With no money in the budget for such a move, Sarasota County leaders look to Resilient SRQ funds as possible source
By ChrisAnn Allen
Green space is at a premium in Sarasota County. And resiliency is of prime importance.
The Sarasota Board of County Commissions is listening to residents of Gulf Gate and considering a plan to purchase a former 49-acre golf course within the neighborhood and preserve and enhance the property for stormwater storage, clean runoff into Sarasota Bay, and to potentially reduce flooding in the area.
During a Sept. 12 meeting, commissioners unanimously approved a motion by District 4 Commissioner Joe Neunder to request staff to investigate the feasibility of purchasing the golf course and present options to the board.
The property is owned by a developer but plans for residential development on the site have not materialized and have faced opposition from homeowners.
Currently, there is no county funding apportioned to purchase the property. The highest appraisal of it is valued it at $4,586,000, according to a report by the county’s Public Works Department.
During a discussion later in the meeting for plans to allocate Resilient SRQ funding, a program resulting from $201 million awarded by the U.S. Department of Housing and Urban Development as part of its Community Development Block Grant-Disaster Recovery Program to assist with Hurricane Ian recovery and mitigation efforts, District 3 Commissioner Neil Rainford shared a spreadsheet of potential projects that included $5 million for Gulf Gate stormwater flood control, mitigation, and bay preservation.

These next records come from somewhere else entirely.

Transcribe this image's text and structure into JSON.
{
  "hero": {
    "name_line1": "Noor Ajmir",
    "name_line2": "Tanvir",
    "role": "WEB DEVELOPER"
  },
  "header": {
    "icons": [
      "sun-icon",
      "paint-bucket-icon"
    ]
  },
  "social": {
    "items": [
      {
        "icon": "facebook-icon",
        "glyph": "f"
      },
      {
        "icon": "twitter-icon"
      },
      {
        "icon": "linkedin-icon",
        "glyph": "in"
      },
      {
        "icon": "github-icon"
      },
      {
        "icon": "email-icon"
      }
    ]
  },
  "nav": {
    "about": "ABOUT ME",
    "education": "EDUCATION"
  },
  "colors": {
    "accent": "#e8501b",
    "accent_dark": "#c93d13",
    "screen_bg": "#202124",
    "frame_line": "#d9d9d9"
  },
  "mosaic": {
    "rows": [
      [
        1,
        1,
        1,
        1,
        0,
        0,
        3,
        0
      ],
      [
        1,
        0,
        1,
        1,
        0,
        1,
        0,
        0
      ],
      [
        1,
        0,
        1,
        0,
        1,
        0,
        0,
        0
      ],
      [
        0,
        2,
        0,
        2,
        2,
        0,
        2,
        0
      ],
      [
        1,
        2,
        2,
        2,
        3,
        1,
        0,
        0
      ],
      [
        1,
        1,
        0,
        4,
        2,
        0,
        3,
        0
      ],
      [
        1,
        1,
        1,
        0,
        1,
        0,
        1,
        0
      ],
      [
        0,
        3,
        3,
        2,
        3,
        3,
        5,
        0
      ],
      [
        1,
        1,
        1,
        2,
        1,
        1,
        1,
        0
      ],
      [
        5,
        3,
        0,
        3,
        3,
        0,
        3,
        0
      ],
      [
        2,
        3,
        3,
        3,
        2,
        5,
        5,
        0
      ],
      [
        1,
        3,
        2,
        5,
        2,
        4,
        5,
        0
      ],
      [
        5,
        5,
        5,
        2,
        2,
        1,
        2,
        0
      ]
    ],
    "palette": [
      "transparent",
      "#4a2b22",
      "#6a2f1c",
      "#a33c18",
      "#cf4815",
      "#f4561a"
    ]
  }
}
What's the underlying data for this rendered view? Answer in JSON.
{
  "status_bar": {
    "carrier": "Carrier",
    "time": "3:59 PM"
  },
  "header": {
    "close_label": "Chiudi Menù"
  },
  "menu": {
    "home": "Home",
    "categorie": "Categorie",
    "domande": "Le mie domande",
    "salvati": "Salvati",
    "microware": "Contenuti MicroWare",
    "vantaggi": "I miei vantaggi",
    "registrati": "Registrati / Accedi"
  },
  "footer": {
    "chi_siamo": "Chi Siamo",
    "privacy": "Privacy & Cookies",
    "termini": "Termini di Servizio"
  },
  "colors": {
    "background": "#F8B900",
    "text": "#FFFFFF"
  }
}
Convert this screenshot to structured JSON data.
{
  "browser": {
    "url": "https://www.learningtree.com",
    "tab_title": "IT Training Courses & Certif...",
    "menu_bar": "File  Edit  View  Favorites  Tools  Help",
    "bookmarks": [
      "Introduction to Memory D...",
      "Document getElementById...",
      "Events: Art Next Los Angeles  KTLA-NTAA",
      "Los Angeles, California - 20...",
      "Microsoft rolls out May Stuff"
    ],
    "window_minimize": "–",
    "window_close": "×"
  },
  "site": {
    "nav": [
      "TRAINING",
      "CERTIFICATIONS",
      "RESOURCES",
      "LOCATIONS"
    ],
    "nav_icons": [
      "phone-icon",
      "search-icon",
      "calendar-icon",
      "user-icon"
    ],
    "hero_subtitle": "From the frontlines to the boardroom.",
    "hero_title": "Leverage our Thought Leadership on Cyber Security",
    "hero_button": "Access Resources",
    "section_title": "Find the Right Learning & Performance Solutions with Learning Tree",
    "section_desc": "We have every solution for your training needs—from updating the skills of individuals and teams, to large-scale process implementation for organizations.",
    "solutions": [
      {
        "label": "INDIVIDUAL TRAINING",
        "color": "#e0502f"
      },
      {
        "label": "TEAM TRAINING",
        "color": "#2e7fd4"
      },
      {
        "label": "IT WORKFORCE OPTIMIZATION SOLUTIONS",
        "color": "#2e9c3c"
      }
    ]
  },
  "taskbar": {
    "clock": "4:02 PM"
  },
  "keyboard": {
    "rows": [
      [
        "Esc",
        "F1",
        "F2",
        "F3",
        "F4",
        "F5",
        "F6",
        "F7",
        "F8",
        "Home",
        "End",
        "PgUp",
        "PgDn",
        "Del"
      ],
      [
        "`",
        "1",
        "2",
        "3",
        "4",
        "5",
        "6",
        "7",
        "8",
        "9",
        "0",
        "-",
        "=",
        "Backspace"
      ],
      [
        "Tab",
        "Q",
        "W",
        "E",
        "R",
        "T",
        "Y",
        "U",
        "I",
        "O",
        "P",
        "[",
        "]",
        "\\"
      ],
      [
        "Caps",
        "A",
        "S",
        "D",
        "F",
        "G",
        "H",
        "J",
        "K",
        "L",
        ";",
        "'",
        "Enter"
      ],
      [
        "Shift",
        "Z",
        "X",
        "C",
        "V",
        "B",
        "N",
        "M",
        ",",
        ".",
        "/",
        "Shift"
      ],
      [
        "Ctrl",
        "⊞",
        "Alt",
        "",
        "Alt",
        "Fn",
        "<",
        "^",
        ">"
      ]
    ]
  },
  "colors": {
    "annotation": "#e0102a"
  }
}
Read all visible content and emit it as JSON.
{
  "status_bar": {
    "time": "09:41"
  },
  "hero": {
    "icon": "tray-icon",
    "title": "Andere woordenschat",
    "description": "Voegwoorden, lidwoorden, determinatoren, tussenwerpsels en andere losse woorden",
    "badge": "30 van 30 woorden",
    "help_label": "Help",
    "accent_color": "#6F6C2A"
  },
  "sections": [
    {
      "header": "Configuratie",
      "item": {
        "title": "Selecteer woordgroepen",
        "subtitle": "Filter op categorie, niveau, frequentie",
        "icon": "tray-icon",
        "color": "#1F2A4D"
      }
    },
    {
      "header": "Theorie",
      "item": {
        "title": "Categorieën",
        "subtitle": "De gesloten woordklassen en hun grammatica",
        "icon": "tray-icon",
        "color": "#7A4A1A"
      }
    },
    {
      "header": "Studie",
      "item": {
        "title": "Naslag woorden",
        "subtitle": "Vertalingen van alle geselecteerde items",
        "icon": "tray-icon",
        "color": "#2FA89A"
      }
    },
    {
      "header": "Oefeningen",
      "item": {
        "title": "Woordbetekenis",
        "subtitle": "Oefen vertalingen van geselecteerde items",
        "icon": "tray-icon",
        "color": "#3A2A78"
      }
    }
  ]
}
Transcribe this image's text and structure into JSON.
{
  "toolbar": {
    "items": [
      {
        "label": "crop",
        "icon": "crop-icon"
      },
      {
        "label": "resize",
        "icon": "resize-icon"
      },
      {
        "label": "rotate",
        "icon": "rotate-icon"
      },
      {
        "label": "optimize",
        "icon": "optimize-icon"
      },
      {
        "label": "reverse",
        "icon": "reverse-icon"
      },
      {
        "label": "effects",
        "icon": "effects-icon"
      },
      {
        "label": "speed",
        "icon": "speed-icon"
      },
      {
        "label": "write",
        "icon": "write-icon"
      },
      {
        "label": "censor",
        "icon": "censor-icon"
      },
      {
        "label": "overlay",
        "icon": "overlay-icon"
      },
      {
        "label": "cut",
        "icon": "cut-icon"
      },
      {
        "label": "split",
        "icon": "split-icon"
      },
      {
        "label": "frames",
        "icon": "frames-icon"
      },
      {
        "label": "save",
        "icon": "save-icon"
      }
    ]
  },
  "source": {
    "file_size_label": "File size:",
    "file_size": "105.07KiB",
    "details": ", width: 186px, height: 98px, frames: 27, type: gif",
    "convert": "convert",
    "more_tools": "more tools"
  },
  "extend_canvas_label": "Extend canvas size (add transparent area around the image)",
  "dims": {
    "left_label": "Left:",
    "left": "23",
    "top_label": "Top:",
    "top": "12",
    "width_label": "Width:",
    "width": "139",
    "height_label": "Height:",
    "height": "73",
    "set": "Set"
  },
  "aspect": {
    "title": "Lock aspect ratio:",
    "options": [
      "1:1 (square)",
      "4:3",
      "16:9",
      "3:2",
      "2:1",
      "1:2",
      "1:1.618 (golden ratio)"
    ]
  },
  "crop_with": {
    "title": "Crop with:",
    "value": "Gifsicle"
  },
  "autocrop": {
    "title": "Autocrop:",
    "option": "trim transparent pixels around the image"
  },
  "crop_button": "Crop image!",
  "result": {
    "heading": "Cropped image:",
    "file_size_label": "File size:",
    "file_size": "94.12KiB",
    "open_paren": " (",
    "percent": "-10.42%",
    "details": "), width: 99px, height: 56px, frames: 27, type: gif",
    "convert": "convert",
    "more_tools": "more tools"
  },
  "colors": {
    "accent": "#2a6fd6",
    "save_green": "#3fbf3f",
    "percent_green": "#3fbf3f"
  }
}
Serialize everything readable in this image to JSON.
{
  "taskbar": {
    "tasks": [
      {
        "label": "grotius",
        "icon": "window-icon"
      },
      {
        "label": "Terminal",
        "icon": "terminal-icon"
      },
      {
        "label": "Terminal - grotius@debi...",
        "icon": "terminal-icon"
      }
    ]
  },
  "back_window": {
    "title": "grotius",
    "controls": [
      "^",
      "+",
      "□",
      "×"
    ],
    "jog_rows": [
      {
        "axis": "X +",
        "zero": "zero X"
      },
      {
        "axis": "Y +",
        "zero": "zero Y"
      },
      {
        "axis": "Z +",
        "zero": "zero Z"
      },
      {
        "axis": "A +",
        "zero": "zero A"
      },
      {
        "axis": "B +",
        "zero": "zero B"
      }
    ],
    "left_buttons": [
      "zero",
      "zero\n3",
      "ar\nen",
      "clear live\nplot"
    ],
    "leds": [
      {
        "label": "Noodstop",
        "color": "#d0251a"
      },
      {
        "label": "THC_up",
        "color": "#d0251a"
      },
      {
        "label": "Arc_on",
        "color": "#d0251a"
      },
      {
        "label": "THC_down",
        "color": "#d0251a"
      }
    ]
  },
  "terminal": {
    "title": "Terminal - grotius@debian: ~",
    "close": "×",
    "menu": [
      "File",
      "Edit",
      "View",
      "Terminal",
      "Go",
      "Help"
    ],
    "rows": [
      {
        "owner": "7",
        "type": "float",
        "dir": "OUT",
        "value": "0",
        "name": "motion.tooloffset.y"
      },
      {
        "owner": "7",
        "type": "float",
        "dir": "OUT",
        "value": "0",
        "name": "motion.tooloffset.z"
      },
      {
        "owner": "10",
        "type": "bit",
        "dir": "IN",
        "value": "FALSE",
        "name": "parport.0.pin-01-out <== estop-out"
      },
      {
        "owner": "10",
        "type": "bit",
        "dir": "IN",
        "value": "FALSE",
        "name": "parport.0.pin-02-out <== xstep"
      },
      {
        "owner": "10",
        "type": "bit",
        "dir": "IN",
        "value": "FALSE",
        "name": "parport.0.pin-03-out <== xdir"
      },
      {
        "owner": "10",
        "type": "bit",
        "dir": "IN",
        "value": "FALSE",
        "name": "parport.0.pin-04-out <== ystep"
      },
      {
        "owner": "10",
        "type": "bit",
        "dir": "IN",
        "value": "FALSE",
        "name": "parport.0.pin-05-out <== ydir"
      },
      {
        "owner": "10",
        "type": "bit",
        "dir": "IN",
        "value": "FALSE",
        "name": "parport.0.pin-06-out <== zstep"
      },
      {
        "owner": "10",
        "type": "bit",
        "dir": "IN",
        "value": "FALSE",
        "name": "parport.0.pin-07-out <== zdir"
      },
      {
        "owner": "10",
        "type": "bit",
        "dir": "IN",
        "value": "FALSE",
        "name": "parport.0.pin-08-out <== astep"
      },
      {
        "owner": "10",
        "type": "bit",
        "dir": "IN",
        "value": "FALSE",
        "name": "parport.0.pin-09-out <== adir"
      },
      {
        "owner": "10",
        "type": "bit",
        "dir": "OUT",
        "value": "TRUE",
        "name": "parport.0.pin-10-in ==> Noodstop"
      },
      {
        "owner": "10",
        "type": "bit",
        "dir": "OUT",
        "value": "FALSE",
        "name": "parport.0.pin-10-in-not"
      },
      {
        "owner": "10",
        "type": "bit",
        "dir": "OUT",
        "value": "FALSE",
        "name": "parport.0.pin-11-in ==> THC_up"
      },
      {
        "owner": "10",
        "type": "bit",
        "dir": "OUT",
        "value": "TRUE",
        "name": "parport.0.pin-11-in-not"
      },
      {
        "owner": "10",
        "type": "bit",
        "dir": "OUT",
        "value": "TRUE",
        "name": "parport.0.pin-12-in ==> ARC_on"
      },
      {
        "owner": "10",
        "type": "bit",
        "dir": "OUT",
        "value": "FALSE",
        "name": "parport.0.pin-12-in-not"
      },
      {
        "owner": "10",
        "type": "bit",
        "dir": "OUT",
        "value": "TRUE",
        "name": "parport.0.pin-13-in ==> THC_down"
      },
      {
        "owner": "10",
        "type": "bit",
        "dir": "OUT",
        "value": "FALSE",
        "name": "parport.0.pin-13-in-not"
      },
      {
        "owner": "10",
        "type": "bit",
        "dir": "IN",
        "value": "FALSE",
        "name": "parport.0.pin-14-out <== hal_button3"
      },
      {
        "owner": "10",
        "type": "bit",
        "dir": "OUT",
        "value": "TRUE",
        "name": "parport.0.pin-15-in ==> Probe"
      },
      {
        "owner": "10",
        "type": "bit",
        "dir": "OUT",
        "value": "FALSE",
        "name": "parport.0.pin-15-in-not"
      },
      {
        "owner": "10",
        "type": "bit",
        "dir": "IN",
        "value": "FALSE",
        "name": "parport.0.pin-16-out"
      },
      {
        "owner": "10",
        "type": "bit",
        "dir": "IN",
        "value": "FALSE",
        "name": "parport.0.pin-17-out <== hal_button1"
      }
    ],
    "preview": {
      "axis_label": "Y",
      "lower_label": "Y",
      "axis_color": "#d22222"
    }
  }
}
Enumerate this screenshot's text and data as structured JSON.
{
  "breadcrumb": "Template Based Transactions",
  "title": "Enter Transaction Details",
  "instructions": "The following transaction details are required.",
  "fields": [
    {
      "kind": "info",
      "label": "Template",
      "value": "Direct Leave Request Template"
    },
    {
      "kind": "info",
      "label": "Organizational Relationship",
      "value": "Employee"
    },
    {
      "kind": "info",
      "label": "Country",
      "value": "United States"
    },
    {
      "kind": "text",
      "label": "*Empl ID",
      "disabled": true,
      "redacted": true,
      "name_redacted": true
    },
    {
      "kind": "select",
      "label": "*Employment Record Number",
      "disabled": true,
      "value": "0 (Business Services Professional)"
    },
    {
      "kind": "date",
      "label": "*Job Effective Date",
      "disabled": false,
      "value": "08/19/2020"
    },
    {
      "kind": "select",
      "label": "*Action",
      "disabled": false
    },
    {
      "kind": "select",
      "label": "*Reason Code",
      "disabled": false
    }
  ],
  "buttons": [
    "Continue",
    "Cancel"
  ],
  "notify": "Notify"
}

Additionally, the property lies within the Matheny Creek region, which was listed among areas potentially eligible for funding, according to a presentation by Resilient SRQ staff.
Several residents and members of both the Gulf Gate Community Association, an organization aimed at preserving the neighborhood, and the Gulf Gate Golf Course Committee spoke Sept. 12 during public comment.
Cass Smith, the beautification director for the association, said she was requesting the county pursue the available resiliency funding to purchase the golf course. “This would allow the county to begin contract negotiations with the owner, who is a willing seller,” she said, and then thanked Neunder for taking the time to tour the property and work on a funding plan.
Smith listed the benefits of purchasing the property, including the preservation of 49 acres within an urban area, stormwater flood control, and water quality improvements to mitigate the impact of development. “This would filter stormwater, which now flows untreated into Little Sarasota Bay,” she said. “We support your action to approve this funding ASAP as time is not on our side.”
Kathy Butler, also a director of the association, emphasized the importance of an updated stormwater system. “Our stormwater conveyance system is at maximum capacity and the city master plan shows the level of service has been deficient since 1994,” she said. “Proposals to increase storage, filtering and sediment removal were never implemented.”
Miguel Rivera, a member of the golf course committee, pointed out the committee gathered more than 1,100 signatures on its petition for the county to purchase the property, and said “This is a very rare opportunity to buy such valuable land west of Beneva (Road).”
Neunder said the county has “all the right reasons” to fund the project and said it should qualify for Resilient SRQ funding. “This is an opportunity to increase our green space, stormwater management and water quality,” he said, then asked for the support of his fellow commissioners.
Said Rainford, “I think it is obviously imperative that we protect our water quality. This is an older neighborhood, and we have an opportunity to really make an impact in terms of current flooding that occurs in major events and downstream runoff.”The golf course, which debuted in 1965, ceased operations in 2005.